Exercise prompt
Scan the entries below. List each line with "screenshot".

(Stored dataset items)
++++++++++

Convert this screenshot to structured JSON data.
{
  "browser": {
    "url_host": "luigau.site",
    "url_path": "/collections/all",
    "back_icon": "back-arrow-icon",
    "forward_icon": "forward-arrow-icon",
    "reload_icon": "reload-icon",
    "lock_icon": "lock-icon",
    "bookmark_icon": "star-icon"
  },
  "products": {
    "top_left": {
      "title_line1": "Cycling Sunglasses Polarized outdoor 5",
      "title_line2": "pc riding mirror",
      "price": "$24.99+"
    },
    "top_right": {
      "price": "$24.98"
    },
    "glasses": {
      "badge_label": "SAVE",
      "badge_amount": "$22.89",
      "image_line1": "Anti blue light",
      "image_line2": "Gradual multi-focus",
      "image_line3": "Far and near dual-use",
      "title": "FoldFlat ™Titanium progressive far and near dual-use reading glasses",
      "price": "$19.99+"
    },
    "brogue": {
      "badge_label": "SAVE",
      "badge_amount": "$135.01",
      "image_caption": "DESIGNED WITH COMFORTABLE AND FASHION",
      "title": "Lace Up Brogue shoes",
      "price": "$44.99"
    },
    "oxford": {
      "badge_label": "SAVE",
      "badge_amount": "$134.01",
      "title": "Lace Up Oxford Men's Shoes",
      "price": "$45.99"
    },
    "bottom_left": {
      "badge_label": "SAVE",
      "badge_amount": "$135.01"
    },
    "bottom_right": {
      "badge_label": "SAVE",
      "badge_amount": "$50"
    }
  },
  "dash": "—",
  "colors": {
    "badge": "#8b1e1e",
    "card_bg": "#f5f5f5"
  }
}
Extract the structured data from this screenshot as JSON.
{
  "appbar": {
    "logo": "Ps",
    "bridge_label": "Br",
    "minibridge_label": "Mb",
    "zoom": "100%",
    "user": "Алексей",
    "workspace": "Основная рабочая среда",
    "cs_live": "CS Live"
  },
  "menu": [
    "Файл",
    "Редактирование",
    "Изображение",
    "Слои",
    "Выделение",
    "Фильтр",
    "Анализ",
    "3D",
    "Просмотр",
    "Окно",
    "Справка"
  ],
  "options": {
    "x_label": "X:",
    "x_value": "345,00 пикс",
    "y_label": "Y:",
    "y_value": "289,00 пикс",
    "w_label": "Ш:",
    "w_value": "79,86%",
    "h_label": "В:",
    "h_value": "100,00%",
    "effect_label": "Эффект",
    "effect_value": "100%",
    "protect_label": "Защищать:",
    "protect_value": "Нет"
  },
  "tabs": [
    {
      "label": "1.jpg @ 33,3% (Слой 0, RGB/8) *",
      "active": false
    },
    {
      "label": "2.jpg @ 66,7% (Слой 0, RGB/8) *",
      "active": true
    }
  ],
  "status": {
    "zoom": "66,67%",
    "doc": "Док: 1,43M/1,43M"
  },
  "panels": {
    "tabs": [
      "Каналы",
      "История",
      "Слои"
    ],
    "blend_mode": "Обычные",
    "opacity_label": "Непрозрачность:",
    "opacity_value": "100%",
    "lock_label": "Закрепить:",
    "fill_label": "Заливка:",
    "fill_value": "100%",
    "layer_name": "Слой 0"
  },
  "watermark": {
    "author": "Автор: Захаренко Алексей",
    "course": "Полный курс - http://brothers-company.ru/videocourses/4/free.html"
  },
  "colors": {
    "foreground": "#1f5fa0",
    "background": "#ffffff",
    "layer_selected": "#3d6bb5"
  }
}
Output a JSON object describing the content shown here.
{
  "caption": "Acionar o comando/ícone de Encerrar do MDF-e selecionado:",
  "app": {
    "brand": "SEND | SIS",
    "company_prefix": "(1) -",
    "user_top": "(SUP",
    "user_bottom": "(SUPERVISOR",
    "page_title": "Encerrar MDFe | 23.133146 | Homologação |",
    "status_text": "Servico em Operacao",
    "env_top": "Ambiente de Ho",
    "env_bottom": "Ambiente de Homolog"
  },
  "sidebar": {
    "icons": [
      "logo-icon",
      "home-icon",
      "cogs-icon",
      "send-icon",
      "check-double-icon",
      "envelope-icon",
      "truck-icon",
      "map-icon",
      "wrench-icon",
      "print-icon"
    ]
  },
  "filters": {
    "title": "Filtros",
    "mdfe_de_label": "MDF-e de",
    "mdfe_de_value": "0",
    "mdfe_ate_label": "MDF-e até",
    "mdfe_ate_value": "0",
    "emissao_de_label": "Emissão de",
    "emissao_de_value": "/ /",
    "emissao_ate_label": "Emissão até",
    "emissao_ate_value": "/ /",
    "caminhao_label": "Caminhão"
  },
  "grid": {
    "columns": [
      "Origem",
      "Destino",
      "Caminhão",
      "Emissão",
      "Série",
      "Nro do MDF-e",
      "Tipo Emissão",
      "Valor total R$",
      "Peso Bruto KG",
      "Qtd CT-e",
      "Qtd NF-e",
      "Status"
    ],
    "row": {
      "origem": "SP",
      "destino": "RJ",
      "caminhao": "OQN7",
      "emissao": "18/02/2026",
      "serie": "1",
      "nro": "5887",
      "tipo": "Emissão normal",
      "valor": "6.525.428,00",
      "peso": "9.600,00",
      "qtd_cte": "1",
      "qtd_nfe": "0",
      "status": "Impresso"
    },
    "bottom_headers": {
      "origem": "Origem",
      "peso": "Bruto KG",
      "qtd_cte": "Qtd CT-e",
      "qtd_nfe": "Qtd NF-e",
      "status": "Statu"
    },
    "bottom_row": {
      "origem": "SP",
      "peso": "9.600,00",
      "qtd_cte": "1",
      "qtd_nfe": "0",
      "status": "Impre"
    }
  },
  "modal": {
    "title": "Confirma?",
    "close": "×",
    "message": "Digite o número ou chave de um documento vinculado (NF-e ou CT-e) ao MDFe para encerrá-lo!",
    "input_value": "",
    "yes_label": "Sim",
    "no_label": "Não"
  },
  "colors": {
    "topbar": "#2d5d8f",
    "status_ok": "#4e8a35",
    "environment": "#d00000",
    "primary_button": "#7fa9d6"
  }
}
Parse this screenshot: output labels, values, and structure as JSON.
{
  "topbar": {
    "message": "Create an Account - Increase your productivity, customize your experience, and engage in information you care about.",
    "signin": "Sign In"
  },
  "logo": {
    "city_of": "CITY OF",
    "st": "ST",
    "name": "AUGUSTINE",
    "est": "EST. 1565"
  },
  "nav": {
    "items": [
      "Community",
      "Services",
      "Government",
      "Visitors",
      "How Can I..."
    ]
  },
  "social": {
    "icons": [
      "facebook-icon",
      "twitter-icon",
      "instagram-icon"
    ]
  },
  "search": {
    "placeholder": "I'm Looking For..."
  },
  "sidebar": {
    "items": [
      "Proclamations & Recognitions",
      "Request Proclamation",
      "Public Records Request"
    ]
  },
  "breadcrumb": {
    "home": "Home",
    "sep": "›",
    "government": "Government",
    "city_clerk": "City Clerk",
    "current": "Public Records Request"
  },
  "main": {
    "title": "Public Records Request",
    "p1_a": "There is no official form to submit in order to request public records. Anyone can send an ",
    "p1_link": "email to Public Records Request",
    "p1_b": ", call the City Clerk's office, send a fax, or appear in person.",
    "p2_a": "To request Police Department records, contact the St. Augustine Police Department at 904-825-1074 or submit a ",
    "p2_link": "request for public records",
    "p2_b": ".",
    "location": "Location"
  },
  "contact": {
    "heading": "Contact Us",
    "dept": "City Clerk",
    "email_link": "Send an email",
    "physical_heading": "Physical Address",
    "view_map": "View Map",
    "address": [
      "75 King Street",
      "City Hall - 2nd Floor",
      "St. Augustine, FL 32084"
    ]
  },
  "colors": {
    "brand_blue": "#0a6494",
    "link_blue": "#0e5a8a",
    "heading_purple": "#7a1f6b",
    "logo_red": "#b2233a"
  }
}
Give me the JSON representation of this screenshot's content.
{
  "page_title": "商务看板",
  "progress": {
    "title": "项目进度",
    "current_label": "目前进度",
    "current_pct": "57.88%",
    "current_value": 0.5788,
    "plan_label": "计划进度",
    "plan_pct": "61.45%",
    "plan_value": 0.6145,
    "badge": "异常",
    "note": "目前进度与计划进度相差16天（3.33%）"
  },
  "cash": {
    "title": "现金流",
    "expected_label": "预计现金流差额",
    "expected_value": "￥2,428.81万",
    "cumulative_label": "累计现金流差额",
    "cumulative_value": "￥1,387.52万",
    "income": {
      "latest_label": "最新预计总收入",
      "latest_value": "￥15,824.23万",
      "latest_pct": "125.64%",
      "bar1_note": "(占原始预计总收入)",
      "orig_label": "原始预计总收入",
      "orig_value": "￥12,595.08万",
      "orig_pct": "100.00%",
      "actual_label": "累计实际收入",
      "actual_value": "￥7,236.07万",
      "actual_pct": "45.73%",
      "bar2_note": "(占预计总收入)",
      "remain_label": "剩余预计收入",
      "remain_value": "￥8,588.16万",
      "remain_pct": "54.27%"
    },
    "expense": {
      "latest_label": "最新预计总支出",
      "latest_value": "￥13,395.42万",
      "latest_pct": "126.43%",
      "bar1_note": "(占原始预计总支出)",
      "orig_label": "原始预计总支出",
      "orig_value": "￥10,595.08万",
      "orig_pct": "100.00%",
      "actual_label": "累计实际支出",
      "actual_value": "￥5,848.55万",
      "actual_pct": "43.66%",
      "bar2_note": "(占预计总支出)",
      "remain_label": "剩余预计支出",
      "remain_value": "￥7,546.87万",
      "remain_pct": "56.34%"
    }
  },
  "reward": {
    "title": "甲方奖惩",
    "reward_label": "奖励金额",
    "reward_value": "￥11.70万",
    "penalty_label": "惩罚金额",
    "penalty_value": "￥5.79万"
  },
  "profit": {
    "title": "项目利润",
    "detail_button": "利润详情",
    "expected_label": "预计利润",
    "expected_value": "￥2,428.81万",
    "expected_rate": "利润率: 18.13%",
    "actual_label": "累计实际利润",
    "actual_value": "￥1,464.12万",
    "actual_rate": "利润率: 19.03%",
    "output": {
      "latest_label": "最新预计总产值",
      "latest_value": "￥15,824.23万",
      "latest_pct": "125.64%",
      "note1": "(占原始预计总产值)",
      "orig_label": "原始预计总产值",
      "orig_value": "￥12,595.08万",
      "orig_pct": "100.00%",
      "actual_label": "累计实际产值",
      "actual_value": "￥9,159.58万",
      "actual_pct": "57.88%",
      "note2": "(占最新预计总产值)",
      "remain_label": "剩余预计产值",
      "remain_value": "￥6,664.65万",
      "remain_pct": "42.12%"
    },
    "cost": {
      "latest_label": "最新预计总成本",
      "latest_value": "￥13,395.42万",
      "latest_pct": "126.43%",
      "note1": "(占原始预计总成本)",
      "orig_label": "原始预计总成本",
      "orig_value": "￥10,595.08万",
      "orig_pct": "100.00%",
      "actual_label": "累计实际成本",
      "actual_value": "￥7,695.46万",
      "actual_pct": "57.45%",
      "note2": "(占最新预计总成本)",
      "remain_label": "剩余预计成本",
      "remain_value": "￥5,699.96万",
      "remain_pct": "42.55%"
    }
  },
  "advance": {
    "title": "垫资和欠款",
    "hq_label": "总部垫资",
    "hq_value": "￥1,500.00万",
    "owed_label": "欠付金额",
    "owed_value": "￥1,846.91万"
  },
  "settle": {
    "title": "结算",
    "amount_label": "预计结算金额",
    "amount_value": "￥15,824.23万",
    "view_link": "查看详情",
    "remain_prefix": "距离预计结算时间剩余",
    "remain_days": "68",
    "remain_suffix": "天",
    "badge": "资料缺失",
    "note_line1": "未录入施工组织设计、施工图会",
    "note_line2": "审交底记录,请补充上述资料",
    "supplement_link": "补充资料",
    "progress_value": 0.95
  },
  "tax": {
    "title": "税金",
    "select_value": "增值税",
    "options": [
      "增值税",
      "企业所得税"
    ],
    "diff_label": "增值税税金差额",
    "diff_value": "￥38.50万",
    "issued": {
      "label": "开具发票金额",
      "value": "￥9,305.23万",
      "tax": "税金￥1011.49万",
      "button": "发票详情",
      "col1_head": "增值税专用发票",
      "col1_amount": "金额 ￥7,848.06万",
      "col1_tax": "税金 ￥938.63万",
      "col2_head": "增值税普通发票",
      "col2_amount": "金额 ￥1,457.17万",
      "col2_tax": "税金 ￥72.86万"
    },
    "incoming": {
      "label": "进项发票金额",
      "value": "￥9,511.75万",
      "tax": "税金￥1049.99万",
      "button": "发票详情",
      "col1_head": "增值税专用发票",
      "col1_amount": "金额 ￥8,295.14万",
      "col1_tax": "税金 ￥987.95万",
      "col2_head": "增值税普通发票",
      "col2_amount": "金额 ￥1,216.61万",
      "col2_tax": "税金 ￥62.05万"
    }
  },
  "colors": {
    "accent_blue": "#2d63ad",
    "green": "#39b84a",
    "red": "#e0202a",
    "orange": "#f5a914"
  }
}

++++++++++

Exercise output
Convert this screenshot to structured JSON data.
Extract the structured data from this screenshot as JSON.
Parse this screenshot: output labels, values, and structure as JSON.
Give me the JSON representation of this screenshot's content.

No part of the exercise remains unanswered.